Raw data |
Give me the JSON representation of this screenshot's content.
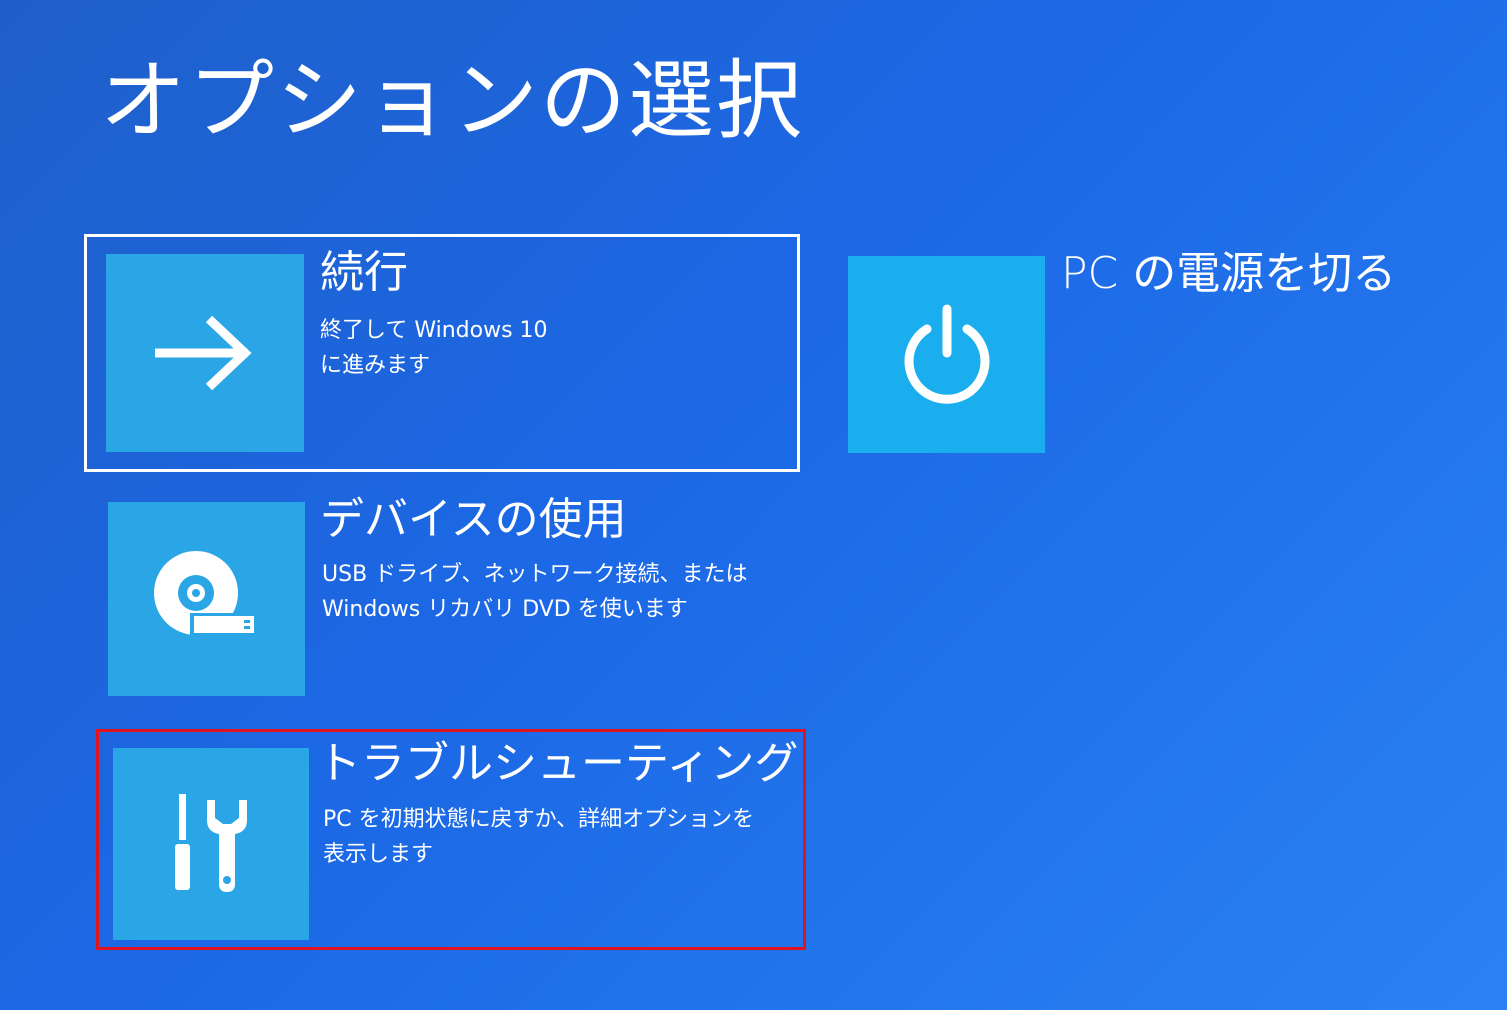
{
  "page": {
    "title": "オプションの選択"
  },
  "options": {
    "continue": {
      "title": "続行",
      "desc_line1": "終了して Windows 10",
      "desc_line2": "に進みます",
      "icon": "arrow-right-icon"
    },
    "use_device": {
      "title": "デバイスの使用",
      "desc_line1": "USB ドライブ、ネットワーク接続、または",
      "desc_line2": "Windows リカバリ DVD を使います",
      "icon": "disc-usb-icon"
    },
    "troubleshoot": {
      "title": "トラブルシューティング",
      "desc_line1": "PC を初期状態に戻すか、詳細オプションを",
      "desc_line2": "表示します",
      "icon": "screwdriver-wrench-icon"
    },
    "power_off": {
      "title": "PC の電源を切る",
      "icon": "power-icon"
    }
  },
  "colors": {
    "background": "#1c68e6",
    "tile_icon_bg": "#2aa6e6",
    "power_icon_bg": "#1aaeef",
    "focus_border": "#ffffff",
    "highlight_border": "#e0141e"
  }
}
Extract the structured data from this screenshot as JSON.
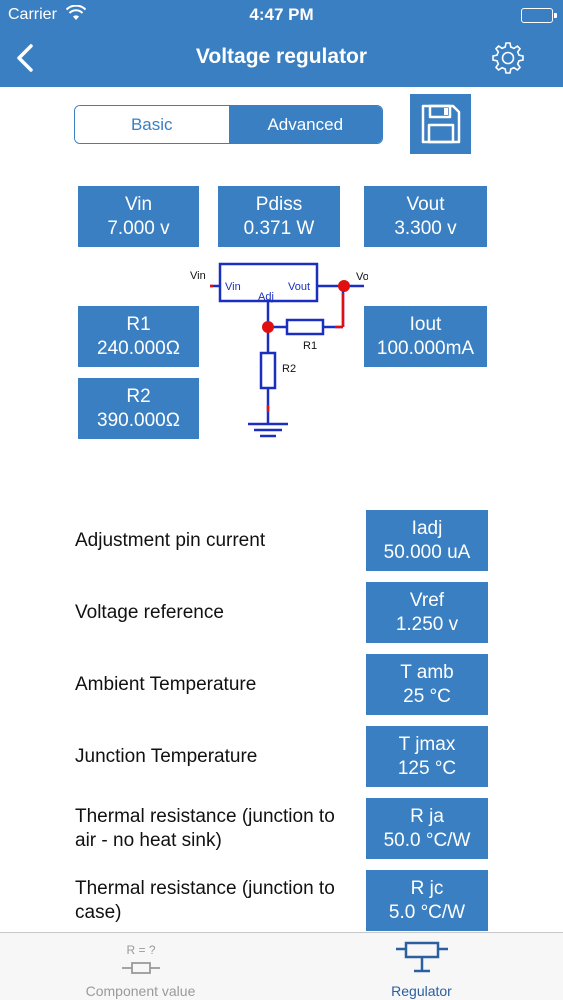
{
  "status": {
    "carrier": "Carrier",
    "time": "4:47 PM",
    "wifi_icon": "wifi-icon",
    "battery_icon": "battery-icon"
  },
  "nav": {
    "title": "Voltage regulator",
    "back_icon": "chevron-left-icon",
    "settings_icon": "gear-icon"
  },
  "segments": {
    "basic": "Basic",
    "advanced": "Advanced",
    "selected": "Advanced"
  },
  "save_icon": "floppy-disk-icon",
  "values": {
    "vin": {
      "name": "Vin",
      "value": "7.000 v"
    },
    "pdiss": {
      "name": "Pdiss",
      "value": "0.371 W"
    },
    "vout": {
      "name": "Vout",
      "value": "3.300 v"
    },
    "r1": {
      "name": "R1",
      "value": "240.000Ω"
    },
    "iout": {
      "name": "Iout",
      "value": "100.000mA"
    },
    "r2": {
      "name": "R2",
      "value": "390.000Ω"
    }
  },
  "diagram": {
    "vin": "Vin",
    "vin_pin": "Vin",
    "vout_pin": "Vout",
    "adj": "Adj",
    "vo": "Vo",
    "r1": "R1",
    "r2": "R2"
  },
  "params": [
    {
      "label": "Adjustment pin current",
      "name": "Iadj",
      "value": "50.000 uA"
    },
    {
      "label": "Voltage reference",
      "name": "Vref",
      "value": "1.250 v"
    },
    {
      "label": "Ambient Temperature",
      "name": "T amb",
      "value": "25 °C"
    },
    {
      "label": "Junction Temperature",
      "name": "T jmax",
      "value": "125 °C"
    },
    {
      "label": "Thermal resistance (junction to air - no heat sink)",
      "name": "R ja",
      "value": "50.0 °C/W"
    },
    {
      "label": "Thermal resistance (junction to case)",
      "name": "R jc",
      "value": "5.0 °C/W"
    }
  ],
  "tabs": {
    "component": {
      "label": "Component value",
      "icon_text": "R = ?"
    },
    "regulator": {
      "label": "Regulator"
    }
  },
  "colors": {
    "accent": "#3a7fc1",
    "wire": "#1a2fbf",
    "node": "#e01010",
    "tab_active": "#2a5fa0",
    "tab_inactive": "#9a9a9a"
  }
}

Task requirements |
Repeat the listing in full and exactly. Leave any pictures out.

Answer section |
Give me the JSON representation of this screenshot's content.
{
  "page": {
    "title": "オプションの選択"
  },
  "options": {
    "continue": {
      "title": "続行",
      "desc_line1": "終了して Windows 10",
      "desc_line2": "に進みます",
      "icon": "arrow-right-icon"
    },
    "use_device": {
      "title": "デバイスの使用",
      "desc_line1": "USB ドライブ、ネットワーク接続、または",
      "desc_line2": "Windows リカバリ DVD を使います",
      "icon": "disc-usb-icon"
    },
    "troubleshoot": {
      "title": "トラブルシューティング",
      "desc_line1": "PC を初期状態に戻すか、詳細オプションを",
      "desc_line2": "表示します",
      "icon": "screwdriver-wrench-icon"
    },
    "power_off": {
      "title": "PC の電源を切る",
      "icon": "power-icon"
    }
  },
  "colors": {
    "background": "#1c68e6",
    "tile_icon_bg": "#2aa6e6",
    "power_icon_bg": "#1aaeef",
    "focus_border": "#ffffff",
    "highlight_border": "#e0141e"
  }
}
Extract the structured data from this screenshot as JSON.
{
  "status": {
    "carrier": "Carrier",
    "time": "4:47 PM",
    "wifi_icon": "wifi-icon",
    "battery_icon": "battery-icon"
  },
  "nav": {
    "title": "Voltage regulator",
    "back_icon": "chevron-left-icon",
    "settings_icon": "gear-icon"
  },
  "segments": {
    "basic": "Basic",
    "advanced": "Advanced",
    "selected": "Advanced"
  },
  "save_icon": "floppy-disk-icon",
  "values": {
    "vin": {
      "name": "Vin",
      "value": "7.000 v"
    },
    "pdiss": {
      "name": "Pdiss",
      "value": "0.371 W"
    },
    "vout": {
      "name": "Vout",
      "value": "3.300 v"
    },
    "r1": {
      "name": "R1",
      "value": "240.000Ω"
    },
    "iout": {
      "name": "Iout",
      "value": "100.000mA"
    },
    "r2": {
      "name": "R2",
      "value": "390.000Ω"
    }
  },
  "diagram": {
    "vin": "Vin",
    "vin_pin": "Vin",
    "vout_pin": "Vout",
    "adj": "Adj",
    "vo": "Vo",
    "r1": "R1",
    "r2": "R2"
  },
  "params": [
    {
      "label": "Adjustment pin current",
      "name": "Iadj",
      "value": "50.000 uA"
    },
    {
      "label": "Voltage reference",
      "name": "Vref",
      "value": "1.250 v"
    },
    {
      "label": "Ambient Temperature",
      "name": "T amb",
      "value": "25 °C"
    },
    {
      "label": "Junction Temperature",
      "name": "T jmax",
      "value": "125 °C"
    },
    {
      "label": "Thermal resistance (junction to air - no heat sink)",
      "name": "R ja",
      "value": "50.0 °C/W"
    },
    {
      "label": "Thermal resistance (junction to case)",
      "name": "R jc",
      "value": "5.0 °C/W"
    }
  ],
  "tabs": {
    "component": {
      "label": "Component value",
      "icon_text": "R = ?"
    },
    "regulator": {
      "label": "Regulator"
    }
  },
  "colors": {
    "accent": "#3a7fc1",
    "wire": "#1a2fbf",
    "node": "#e01010",
    "tab_active": "#2a5fa0",
    "tab_inactive": "#9a9a9a"
  }
}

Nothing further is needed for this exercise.